3

I was reading about Mohenjo-daro sites in current day Pakistan.

The text talked about something called "lower town". What is lower town in that context?

"Kalibangan is situated on the left bank of the river Ghaggar in Rajasthan. There is same pattern of planning as at Mohenjo-daro and Harappa. There is a citadel on the West side and a lower town on the east."

SOURCE: Above excerpt is taken from the book titled "Ancient India", by V. D. Mahajan, S Chand Publications.

  • 5
    What were you reading? Please supply the context of the phrase. – Semaphore Jan 16 '18 at 4:49
  • I have edited my question as suggested.

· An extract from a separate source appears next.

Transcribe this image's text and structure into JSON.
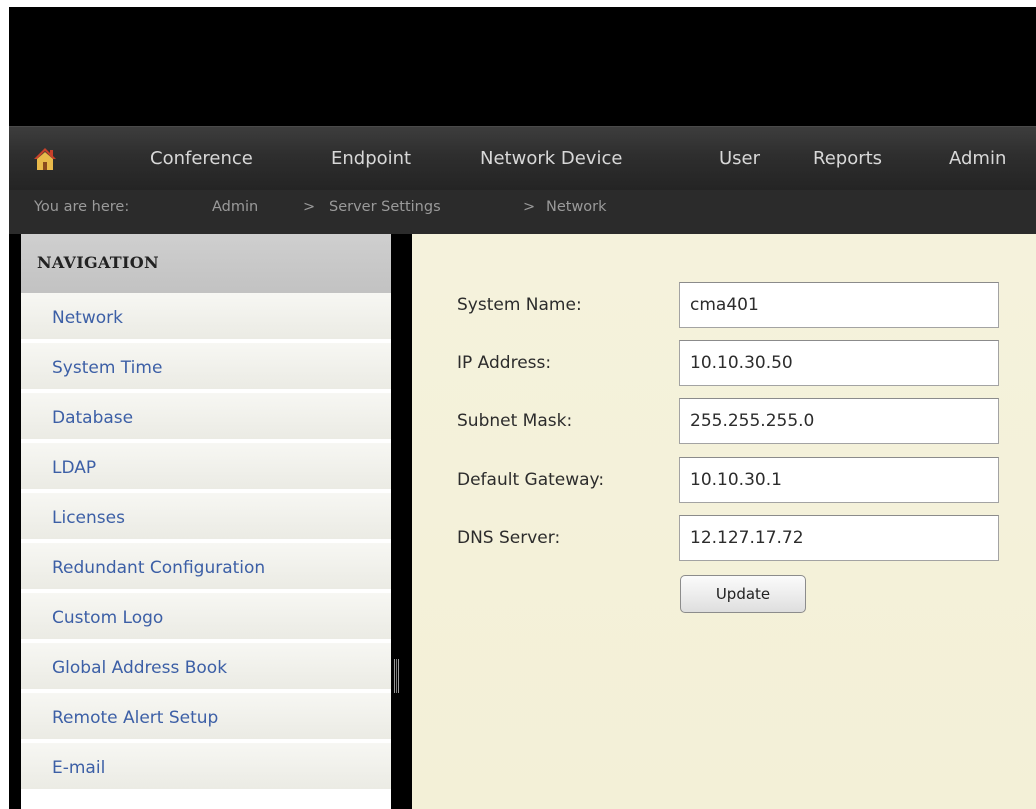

Please refer to the question. – Ankur Singh Jan 16 '18 at 5:40
  • 1
    Since you're so reluctant to share context, lower town is mainly residential as opposed to upper which was for their citadel/acropolis. Look up "Indus valley or Harappan Architecture and Town Planning". – J Asia Jan 16 '18 at 6:07
  • I was reading a book titled "Ancient India" by V. D. Mahajan, S Chand Publications. – Ankur Singh Jan 16 '18 at 13:28
  • 1
    Well I'm seeing that there is something considered to be a citadel, and the terminology pops up on Google autofill: google.com/… – John Dee Jan 16 '18 at 14:55
1

This is a common pattern in towns that have grown around a fortress, in many cultures. The fortress is placed on a hill, since that makes attacking it harder.

People migrate to the area, since anyone who can build a fortress has money, and get jobs there, or run businesses that sell to the fortress inhabitants. A town gradually appears, but there isn't room for it on the hill, so it is on lower ground. Hence a "Lower town."

Edit: The same process also happens for un-fortified towns built on hilltops. It is a bit slower, because the town tends to grow incrementally down the hill, but you still end up with upper and lower parts of the town.

  • Oh! I get that. – Ankur Singh Jan 16 '18 at 13:29
  • Mohenjo Daro and Harappa were not fortified. It did have some towers. – John Dee Jan 16 '18 at 14:46

Your Answer

By clicking “Post Your Answer”, you agree to our terms of service, privacy policy and cookie policy

Not the answer you're looking for? Browse other questions tagged or ask your own question.